§ EXERCISE AIM:
What is needed is a single figure: how many lines of the records below contain the word "structured".

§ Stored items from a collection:
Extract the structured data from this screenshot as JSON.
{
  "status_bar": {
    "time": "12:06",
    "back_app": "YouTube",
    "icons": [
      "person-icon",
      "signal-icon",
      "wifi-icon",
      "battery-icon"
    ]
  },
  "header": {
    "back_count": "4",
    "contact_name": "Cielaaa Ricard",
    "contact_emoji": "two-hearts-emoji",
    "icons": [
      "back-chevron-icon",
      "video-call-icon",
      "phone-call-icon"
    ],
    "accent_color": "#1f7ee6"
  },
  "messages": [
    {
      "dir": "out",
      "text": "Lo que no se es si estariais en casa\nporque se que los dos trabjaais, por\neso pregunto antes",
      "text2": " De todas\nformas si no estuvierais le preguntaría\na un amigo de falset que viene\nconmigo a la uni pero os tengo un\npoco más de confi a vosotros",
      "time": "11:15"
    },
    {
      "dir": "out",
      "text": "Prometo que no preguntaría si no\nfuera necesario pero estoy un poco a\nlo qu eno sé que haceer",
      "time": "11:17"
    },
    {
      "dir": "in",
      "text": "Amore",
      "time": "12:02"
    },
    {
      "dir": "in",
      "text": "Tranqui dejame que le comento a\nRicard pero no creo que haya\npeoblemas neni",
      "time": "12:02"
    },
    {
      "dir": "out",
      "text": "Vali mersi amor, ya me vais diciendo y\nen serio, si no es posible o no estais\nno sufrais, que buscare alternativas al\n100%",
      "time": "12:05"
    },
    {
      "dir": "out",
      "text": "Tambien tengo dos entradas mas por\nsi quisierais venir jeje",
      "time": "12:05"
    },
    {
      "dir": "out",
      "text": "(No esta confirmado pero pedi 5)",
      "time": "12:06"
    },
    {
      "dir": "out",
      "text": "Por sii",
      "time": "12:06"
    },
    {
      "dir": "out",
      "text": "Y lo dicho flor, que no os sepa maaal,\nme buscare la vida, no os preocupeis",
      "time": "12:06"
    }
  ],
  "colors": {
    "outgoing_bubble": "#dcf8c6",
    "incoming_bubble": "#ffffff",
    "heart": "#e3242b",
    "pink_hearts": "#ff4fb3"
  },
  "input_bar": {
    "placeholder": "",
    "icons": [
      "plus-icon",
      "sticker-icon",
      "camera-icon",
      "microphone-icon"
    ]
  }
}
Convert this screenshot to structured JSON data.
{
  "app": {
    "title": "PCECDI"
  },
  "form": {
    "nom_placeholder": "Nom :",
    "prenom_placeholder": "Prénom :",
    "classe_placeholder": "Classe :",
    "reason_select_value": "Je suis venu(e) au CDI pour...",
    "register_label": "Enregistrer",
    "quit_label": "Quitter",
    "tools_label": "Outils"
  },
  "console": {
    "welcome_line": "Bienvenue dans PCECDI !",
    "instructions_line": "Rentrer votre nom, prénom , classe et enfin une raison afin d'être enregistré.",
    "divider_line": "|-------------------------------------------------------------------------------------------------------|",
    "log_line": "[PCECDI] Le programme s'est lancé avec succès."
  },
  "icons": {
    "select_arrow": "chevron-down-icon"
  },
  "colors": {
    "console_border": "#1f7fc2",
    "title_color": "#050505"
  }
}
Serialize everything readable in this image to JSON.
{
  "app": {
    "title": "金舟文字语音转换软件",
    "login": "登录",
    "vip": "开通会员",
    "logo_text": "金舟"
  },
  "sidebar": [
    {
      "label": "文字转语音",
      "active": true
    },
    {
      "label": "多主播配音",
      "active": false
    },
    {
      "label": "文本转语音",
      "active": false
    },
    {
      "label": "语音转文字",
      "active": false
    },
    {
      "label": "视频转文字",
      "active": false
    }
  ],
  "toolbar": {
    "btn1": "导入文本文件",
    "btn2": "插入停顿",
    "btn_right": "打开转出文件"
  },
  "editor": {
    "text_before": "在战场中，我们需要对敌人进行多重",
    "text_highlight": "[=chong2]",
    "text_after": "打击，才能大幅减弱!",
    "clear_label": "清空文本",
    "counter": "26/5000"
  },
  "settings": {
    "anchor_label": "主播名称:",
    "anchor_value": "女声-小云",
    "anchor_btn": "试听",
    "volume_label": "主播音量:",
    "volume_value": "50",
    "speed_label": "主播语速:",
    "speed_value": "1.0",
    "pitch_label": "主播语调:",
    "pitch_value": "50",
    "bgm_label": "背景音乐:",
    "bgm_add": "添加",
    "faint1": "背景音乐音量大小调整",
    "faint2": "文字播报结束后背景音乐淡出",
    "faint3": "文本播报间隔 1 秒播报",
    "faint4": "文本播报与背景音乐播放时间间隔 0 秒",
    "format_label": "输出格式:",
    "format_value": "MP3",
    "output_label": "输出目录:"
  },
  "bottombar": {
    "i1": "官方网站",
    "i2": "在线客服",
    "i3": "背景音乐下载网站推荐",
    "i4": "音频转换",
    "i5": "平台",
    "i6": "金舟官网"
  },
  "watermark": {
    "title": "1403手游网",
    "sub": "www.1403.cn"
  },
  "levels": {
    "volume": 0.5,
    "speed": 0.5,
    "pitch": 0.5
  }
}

§ ANSWER BOX:
2